Two new studies conducted in Asia and published in the American Journal of Psychiatry report that asthma—and even days of unusually bad air pollution—appear to increase the risk of suicide.
New York City Fire Department rescue workers who were exposed to polluted air at the World Trade Center site had decreased lung function up to seven years after 9/11, a new study has found.
There may be a reason why children’s asthma rates are so high in urban areas. Youngsters with stressed-out parents and exposure to air pollution have a higher risk of asthma, according to a study in the journal Proceedings of the National Academy of Sciences.
If your child has asthma, you may have been shocked to hear that a flu shot—long recommended for kids with asthma—doesn’t seem to prevent flu-related hospitalizations. The findings were presented this week at the annual meeting of the American Thoracic Society in San Diego, Calif. But don’t skip the shot just yet, experts warn.

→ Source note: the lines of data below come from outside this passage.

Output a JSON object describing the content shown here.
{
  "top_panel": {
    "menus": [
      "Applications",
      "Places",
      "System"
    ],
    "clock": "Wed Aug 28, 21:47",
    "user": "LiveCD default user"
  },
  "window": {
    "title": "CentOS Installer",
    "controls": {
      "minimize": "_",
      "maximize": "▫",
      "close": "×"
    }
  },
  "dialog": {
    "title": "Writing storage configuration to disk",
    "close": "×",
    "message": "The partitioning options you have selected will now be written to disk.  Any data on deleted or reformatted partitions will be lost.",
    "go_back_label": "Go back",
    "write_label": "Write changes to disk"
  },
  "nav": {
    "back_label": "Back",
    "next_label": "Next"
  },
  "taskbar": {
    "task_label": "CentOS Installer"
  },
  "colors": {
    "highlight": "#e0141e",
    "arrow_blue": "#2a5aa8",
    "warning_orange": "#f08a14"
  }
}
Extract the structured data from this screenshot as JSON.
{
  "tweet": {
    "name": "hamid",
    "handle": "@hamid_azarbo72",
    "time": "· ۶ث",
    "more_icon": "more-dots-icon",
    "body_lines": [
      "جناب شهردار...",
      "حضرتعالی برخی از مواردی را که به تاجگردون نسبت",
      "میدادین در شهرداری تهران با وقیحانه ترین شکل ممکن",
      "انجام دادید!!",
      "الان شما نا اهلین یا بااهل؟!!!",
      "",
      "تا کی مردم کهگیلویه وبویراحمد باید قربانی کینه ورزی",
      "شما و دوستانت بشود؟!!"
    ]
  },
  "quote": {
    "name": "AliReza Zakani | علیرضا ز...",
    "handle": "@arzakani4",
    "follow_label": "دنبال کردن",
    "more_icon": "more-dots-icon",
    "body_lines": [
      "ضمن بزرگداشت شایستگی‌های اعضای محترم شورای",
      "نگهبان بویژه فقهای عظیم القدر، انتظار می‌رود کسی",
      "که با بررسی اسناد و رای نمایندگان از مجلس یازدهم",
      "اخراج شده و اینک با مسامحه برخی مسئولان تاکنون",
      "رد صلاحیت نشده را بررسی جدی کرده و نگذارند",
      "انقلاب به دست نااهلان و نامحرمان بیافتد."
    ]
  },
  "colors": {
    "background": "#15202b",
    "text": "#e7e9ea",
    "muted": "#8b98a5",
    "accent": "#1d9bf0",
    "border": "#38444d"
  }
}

Vitamin D may protect people—especially those with asthma and other chronic lung conditions—from colds and other respiratory tract infections, according to the largest study to date to look at the link.